While Alfred Uhry and Jason Robert Brown’s “Parade” wasn’t ignored when it first opened in 1998 at Lincoln Center, its with its first Broadway revival, which opened Thursday at the Bernard B. Jacobs Theatre under the direction of Michael Arden, that it takes its place as one of the great American musicals.
While the hot-button period musical won the Tony Awards for best score and book 25 years ago, the prize for best musical went to the revue “Fosse.” By the time the annual awards ceremony came around, “Parade” had already closed after playing only a little over 100 performances.
Much has happened in the last quarter of a century since this historic story of a Jewish man framed for murdering a young girl in 1913 was set to music. Especially bracing today is Arden’s bold choice to feature prominently the Confederate flag in the show’s first big anthem, “The Dream of Atlanta.” At the preview I attended, a man was overheard during intermission outside the theater, announcing, “It’s the first time I’ve ever felt the breeze of a Confederate flag waving in my face! I wasn’t expecting that!” He happened to be sitting in the theater’s front row. Arden frames this bracing moment by having his Black actors stand apart and not sing, a nod to how director Bartlett Sher handled the theme of bigotry in his 2008 staging of “South Pacific” at Lincoln Center. There is also the rise of hate crimes in this century and, of course, the protest by neo-Nazis that greeted the first preview of this “Parade” only last month.
But great theater doesn’t rest on topicality alone. In the last quarter century, Broadway musicals – with a few exceptions – have grown louder and often crasser in their effects. “Parade” is a real throwback. While Brown delivers big arias and a couple of anthems, it is his smaller and more delicate moments of vocal writing that rivet our attention; that vocal beauty is what lingers longest after the last Memorial Day parade has passed.
It’s clear from the beginning that Leo Frank (Ben Platt) is innocent of the crime of which he’s accused, and his being Jewish only makes him an easy target in the Deep South. The beauty of Uhry’s book is that, once the trial for murder has begun, we begin to question Frank’s innocence ever so slightly. Key to that doubt is the gentle trio “The Factory Girls” (exquisitely sung by Emily Rose DeMartino, Ashlyn Maddox and Sophia Manicone), in which three young women in Frank’s employ at the pencil factory accuse him of making unwanted advances. Brown’s soft and dizzying score hypnotizes us into believing, for a moment, their version of events. That trial ends with Platt singing “Leo’s Statement,” in which he explains, “It’s hard to speak my heart.”

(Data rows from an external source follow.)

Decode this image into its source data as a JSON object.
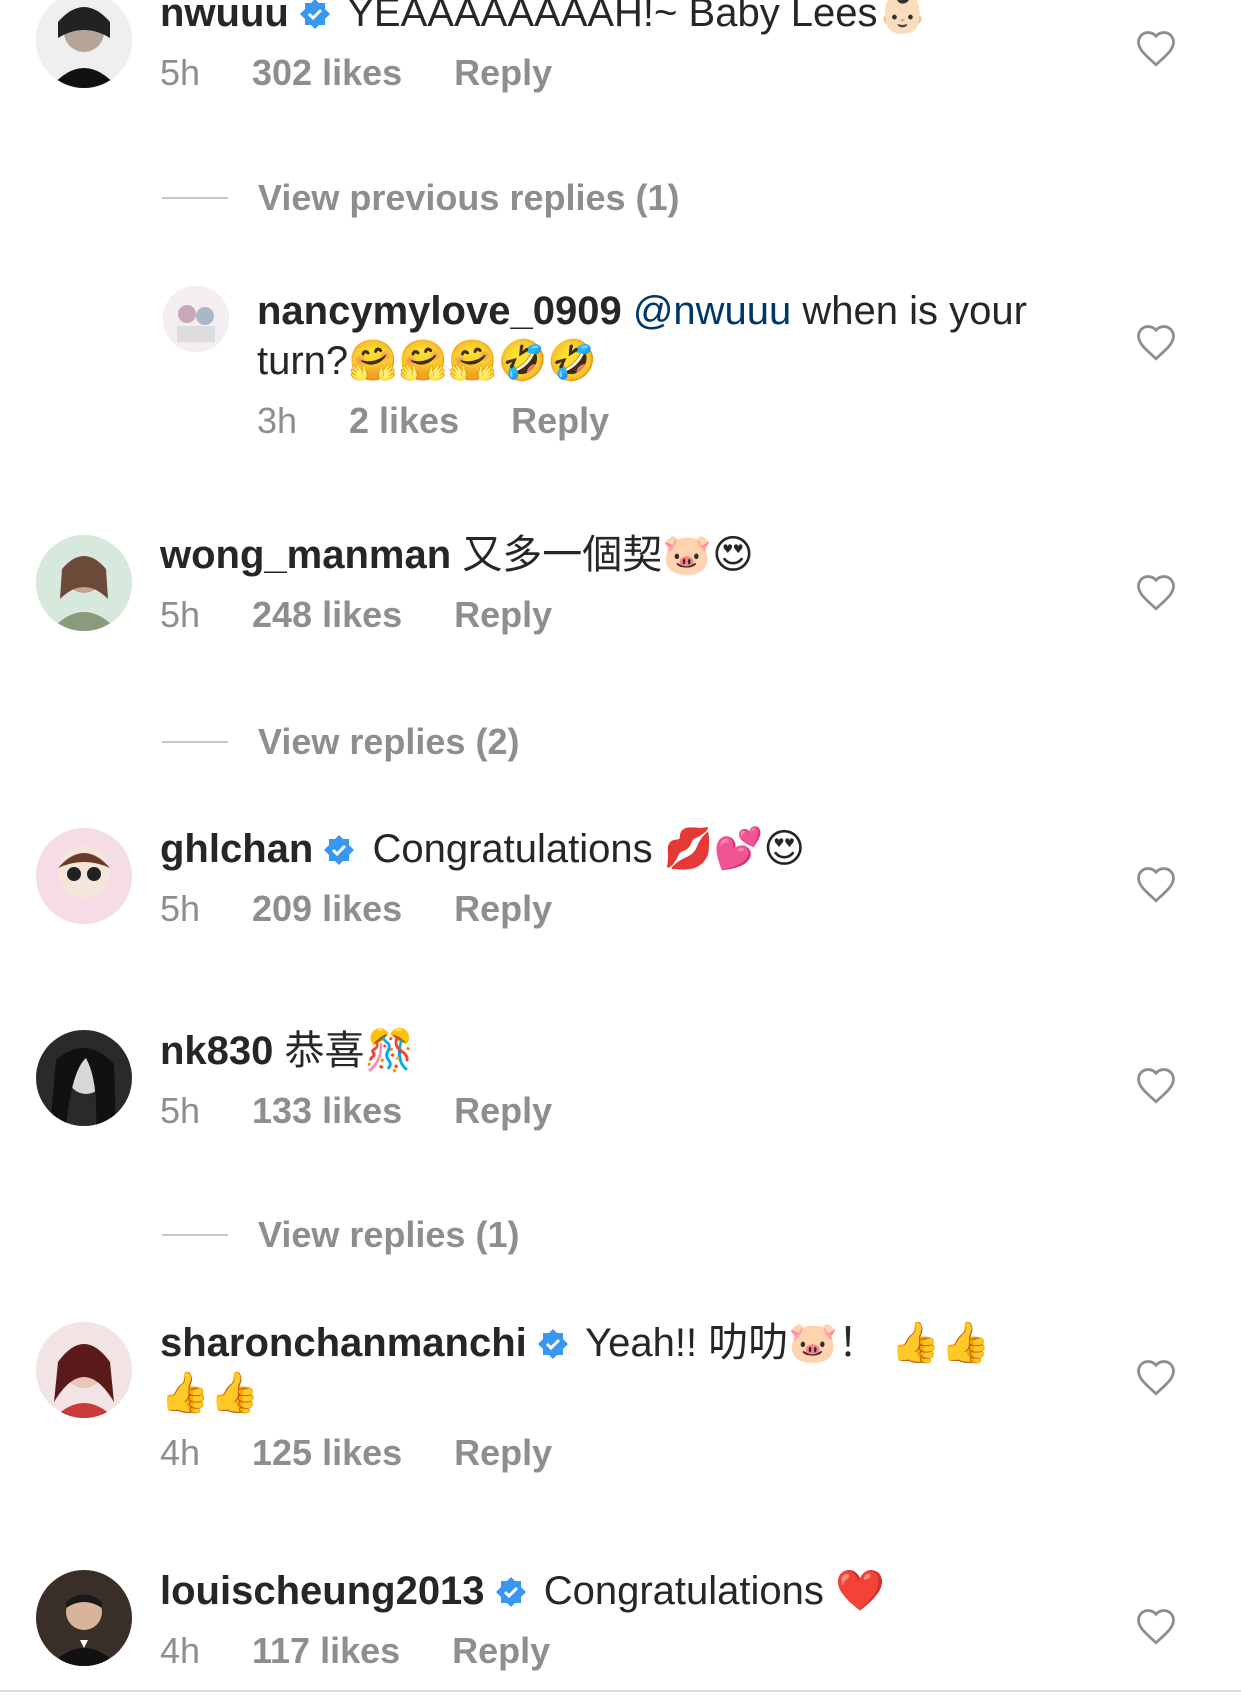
{
  "comments": [
    {
      "username": "nwuuu",
      "verified": true,
      "text": "YEAAAAAAAAH!~ Baby Lees",
      "emoji": "👶🏻",
      "time": "5h",
      "likes": "302 likes",
      "reply_label": "Reply"
    },
    {
      "username": "nancymylove_0909",
      "verified": false,
      "mention": "@nwuuu",
      "text": "when is your turn?",
      "emoji": "🤗🤗🤗🤣🤣",
      "time": "3h",
      "likes": "2 likes",
      "reply_label": "Reply"
    },
    {
      "username": "wong_manman",
      "verified": false,
      "text": "又多一個契",
      "emoji": "🐷😍",
      "time": "5h",
      "likes": "248 likes",
      "reply_label": "Reply"
    },
    {
      "username": "ghlchan",
      "verified": true,
      "text": "Congratulations",
      "emoji": "💋💕😍",
      "time": "5h",
      "likes": "209 likes",
      "reply_label": "Reply"
    },
    {
      "username": "nk830",
      "verified": false,
      "text": "恭喜",
      "emoji": "🎊",
      "time": "5h",
      "likes": "133 likes",
      "reply_label": "Reply"
    },
    {
      "username": "sharonchanmanchi",
      "verified": true,
      "text": "Yeah!! 叻叻",
      "emoji": "🐷！ 👍👍👍👍",
      "time": "4h",
      "likes": "125 likes",
      "reply_label": "Reply"
    },
    {
      "username": "louischeung2013",
      "verified": true,
      "text": "Congratulations",
      "emoji": "❤️",
      "time": "4h",
      "likes": "117 likes",
      "reply_label": "Reply"
    }
  ],
  "view_replies": [
    {
      "label": "View previous replies (1)"
    },
    {
      "label": "View replies (2)"
    },
    {
      "label": "View replies (1)"
    }
  ],
  "icons": {
    "heart": "heart-outline-icon",
    "verified": "verified-badge-icon"
  },
  "colors": {
    "verified_blue": "#3897f0",
    "mention": "#00376b",
    "secondary_text": "#8e8e8e"
  }
}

I saw Brent Carver in the original production of “Parade” and T.R. Knight in a 2009 production, directed by Rob Ashford, at L.A.’s Mark Taper Forum. I don’t recall either of those fine actors being quite as prickly and persnickety as the Leo Frank that Platt presents. He’s not a bad guy, but this man from Brooklyn has no interest in stooping to get along with the Southern yokels around. His blithe treatment of his wife, Lucille (the vocally splendid Micaela Diamond), can be described as aloof, and that would be a polite observation. Platt makes his character nebbish, but he doesn’t make him in any way likable. Until he sings “Leo’s Statement.”

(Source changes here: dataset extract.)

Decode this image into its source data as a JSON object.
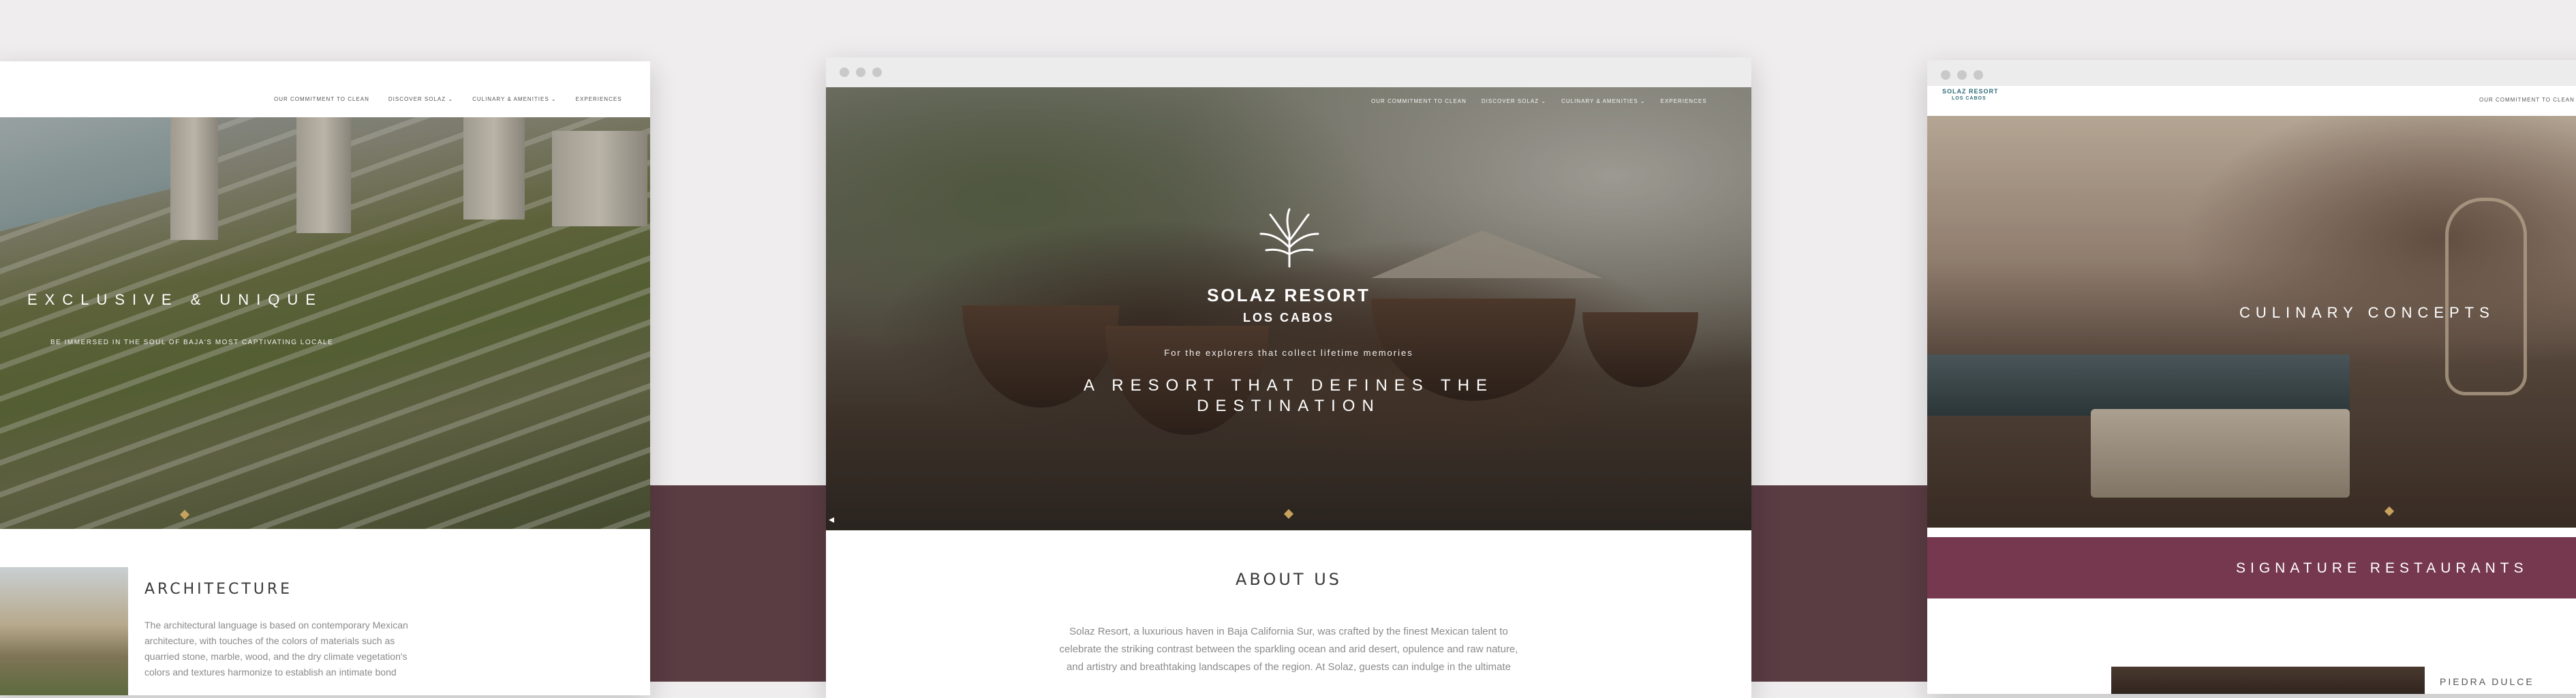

Over an hour has passed before Platt sings that lament regarding Frank’s reticent personality. An hour plus is a long time to wait for the lead actor to grab our sympathy, but when the moment finally arrives, it is as revelatory as it is startling. And it is very, very quiet.
The musical’s second act unravels the lies told about Frank at the trial. Diamond makes the transition from doormat to headstrong to lead the charge to save her husband, and she and Sean Allan Krill in the role of the supportive Georgia governor carry the show to the end.
A couple of the villains in the piece might be overdrawn here, but that’s debatable. Otherwise, Arden’s direction of his cast is exemplary, and an especially poignant touch is the projection of historic photos that function to introduce their actor doppelgängers.
Above all, the fluid and often surreal staging of the Frank murder trial is an extended moment of brilliance in the theater that no musical aficionado should miss.